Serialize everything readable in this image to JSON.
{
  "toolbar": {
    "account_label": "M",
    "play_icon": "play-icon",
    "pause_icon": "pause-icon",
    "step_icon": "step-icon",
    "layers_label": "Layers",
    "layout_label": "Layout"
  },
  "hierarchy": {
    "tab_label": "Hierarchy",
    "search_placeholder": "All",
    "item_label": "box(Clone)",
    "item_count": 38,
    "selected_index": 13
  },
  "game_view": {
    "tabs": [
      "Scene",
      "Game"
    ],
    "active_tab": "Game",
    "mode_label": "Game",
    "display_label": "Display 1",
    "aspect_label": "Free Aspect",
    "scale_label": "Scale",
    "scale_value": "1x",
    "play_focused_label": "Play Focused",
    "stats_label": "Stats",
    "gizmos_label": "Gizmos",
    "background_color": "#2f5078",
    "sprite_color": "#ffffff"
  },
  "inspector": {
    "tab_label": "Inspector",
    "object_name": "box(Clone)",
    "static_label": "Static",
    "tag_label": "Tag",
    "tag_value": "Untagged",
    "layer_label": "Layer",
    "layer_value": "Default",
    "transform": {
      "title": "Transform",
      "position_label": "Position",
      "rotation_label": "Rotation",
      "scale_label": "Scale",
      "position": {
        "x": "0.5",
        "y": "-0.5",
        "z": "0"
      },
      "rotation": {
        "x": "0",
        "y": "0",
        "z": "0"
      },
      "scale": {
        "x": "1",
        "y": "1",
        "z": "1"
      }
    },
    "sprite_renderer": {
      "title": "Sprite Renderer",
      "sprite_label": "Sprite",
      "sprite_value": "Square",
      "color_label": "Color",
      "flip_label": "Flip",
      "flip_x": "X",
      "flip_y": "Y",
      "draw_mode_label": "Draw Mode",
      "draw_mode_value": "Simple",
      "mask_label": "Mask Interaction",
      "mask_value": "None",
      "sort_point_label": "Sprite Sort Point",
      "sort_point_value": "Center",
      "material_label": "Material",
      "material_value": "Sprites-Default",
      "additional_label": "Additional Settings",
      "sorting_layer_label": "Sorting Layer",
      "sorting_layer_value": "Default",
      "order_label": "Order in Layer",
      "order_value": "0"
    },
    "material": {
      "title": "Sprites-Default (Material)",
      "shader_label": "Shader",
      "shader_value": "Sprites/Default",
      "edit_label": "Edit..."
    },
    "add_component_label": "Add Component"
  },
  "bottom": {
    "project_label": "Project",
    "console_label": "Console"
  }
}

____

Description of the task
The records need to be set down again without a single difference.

Final answer
Serialize everything readable in this image to JSON.
{
  "toolbar": {
    "account_label": "M",
    "play_icon": "play-icon",
    "pause_icon": "pause-icon",
    "step_icon": "step-icon",
    "layers_label": "Layers",
    "layout_label": "Layout"
  },
  "hierarchy": {
    "tab_label": "Hierarchy",
    "search_placeholder": "All",
    "item_label": "box(Clone)",
    "item_count": 38,
    "selected_index": 13
  },
  "game_view": {
    "tabs": [
      "Scene",
      "Game"
    ],
    "active_tab": "Game",
    "mode_label": "Game",
    "display_label": "Display 1",
    "aspect_label": "Free Aspect",
    "scale_label": "Scale",
    "scale_value": "1x",
    "play_focused_label": "Play Focused",
    "stats_label": "Stats",
    "gizmos_label": "Gizmos",
    "background_color": "#2f5078",
    "sprite_color": "#ffffff"
  },
  "inspector": {
    "tab_label": "Inspector",
    "object_name": "box(Clone)",
    "static_label": "Static",
    "tag_label": "Tag",
    "tag_value": "Untagged",
    "layer_label": "Layer",
    "layer_value": "Default",
    "transform": {
      "title": "Transform",
      "position_label": "Position",
      "rotation_label": "Rotation",
      "scale_label": "Scale",
      "position": {
        "x": "0.5",
        "y": "-0.5",
        "z": "0"
      },
      "rotation": {
        "x": "0",
        "y": "0",
        "z": "0"
      },
      "scale": {
        "x": "1",
        "y": "1",
        "z": "1"
      }
    },
    "sprite_renderer": {
      "title": "Sprite Renderer",
      "sprite_label": "Sprite",
      "sprite_value": "Square",
      "color_label": "Color",
      "flip_label": "Flip",
      "flip_x": "X",
      "flip_y": "Y",
      "draw_mode_label": "Draw Mode",
      "draw_mode_value": "Simple",
      "mask_label": "Mask Interaction",
      "mask_value": "None",
      "sort_point_label": "Sprite Sort Point",
      "sort_point_value": "Center",
      "material_label": "Material",
      "material_value": "Sprites-Default",
      "additional_label": "Additional Settings",
      "sorting_layer_label": "Sorting Layer",
      "sorting_layer_value": "Default",
      "order_label": "Order in Layer",
      "order_value": "0"
    },
    "material": {
      "title": "Sprites-Default (Material)",
      "shader_label": "Shader",
      "shader_value": "Sprites/Default",
      "edit_label": "Edit..."
    },
    "add_component_label": "Add Component"
  },
  "bottom": {
    "project_label": "Project",
    "console_label": "Console"
  }
}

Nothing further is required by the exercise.